*ABOUT THIS EXERCISE*
Check each line of the listing for the word "from" and report the ones that have it.

:::

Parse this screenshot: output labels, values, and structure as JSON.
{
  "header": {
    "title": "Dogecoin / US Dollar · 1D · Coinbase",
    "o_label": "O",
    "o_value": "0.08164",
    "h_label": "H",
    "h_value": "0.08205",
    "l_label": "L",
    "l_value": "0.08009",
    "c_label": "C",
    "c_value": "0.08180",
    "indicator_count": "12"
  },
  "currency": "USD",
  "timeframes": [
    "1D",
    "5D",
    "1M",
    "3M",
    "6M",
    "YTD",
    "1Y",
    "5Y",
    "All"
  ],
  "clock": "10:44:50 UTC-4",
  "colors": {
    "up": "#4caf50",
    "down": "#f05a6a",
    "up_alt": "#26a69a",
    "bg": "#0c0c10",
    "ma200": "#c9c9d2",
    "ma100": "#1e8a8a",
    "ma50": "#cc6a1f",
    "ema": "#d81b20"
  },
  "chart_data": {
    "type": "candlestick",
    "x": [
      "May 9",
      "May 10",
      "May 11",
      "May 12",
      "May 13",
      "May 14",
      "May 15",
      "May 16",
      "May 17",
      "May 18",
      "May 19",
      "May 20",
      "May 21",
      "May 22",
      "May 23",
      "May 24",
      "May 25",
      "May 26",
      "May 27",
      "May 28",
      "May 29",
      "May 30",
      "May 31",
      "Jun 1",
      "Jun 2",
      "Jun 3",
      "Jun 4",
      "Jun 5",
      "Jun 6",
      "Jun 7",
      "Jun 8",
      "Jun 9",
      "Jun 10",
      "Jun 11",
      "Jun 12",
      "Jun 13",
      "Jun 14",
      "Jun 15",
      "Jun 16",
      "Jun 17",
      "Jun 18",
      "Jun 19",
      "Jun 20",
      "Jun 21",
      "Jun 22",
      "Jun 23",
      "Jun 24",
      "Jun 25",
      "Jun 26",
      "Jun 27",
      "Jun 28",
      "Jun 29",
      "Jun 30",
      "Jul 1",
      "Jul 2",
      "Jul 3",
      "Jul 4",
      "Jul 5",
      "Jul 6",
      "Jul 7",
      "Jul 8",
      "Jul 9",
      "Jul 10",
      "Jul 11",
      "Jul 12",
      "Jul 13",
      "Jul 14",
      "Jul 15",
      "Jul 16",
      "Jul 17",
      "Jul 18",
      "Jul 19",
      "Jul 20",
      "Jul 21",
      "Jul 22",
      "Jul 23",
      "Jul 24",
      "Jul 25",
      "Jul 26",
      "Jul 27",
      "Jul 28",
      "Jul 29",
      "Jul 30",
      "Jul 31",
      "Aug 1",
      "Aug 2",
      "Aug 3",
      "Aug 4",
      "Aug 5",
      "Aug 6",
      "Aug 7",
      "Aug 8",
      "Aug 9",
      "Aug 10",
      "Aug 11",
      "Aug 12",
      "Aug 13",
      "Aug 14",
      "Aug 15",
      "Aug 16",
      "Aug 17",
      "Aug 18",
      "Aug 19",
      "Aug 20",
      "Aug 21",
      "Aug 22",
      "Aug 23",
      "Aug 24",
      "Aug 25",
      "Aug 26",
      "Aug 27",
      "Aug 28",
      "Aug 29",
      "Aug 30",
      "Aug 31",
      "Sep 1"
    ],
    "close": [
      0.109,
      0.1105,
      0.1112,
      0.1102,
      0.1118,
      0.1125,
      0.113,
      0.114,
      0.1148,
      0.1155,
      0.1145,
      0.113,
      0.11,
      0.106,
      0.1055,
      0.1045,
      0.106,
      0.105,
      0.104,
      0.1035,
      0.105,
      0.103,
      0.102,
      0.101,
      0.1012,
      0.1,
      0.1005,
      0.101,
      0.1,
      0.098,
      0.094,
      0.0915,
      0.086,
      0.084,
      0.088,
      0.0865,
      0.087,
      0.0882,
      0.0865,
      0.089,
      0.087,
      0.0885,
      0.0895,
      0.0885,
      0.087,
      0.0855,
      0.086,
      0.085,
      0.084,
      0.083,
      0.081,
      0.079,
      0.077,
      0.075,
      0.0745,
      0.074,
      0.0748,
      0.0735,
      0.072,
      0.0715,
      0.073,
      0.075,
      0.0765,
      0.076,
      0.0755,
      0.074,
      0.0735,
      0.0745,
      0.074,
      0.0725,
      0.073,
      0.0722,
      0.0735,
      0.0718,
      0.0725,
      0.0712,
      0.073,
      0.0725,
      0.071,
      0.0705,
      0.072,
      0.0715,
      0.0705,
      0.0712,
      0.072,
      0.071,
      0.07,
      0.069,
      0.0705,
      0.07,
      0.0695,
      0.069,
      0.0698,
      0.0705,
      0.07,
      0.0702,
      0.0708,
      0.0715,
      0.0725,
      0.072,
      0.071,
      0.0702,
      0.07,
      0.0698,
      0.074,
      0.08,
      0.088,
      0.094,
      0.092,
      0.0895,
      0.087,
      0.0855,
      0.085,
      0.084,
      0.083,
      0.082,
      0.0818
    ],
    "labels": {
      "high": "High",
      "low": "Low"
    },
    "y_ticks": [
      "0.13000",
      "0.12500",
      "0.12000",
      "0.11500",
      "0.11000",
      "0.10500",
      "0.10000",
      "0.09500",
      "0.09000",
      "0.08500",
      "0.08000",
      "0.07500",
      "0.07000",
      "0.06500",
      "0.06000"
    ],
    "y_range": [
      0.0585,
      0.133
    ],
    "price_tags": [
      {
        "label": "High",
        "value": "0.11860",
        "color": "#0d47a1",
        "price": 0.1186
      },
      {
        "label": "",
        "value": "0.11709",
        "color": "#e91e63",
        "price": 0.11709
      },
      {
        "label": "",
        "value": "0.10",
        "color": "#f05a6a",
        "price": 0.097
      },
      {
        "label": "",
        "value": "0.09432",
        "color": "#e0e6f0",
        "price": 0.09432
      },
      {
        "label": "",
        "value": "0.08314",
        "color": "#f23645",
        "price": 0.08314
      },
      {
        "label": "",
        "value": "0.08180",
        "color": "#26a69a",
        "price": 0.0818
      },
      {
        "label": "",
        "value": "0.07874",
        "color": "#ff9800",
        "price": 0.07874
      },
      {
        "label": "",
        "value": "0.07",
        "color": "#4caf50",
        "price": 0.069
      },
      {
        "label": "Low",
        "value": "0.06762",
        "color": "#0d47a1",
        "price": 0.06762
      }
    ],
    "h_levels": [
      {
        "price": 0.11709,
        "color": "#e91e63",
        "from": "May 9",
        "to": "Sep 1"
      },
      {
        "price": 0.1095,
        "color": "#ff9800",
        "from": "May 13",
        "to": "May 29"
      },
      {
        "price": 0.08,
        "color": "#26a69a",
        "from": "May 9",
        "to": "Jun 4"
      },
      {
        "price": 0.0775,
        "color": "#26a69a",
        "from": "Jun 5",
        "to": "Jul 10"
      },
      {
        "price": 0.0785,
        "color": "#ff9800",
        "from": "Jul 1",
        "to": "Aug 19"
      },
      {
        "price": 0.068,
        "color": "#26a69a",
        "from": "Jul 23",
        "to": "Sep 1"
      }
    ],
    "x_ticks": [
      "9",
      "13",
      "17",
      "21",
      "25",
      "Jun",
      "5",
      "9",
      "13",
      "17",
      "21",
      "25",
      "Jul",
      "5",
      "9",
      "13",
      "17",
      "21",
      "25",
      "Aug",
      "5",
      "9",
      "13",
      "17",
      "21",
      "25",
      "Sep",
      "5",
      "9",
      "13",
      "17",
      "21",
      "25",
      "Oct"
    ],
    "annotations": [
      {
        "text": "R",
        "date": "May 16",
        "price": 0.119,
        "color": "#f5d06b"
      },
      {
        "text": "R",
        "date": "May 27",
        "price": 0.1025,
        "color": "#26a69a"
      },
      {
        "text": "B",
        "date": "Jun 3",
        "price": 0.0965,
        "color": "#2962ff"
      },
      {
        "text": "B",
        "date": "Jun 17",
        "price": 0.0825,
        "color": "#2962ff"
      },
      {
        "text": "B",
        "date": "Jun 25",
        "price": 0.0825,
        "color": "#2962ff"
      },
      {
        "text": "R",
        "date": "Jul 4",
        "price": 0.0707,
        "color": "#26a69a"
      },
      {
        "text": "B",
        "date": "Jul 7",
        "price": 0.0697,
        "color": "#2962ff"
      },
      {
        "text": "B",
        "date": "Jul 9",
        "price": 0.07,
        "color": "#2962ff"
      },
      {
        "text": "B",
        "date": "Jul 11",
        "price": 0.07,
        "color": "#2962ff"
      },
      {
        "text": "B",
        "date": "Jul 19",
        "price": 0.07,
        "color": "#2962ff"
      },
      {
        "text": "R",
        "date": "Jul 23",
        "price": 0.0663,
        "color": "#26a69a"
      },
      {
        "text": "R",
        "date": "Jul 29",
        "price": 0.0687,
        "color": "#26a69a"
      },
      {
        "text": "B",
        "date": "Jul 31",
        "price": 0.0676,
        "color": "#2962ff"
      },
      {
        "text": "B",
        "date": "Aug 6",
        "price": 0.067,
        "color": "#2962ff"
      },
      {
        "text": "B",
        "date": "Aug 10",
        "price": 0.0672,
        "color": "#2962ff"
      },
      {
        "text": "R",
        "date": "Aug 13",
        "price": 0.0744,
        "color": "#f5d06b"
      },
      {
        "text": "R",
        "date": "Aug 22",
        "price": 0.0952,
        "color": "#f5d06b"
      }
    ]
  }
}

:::

*RESULT OF THE TASK*
        "from": "May 9",
        "from": "May 13",
        "from": "May 9",
        "from": "Jun 5",
        "from": "Jul 1",
        "from": "Jul 23",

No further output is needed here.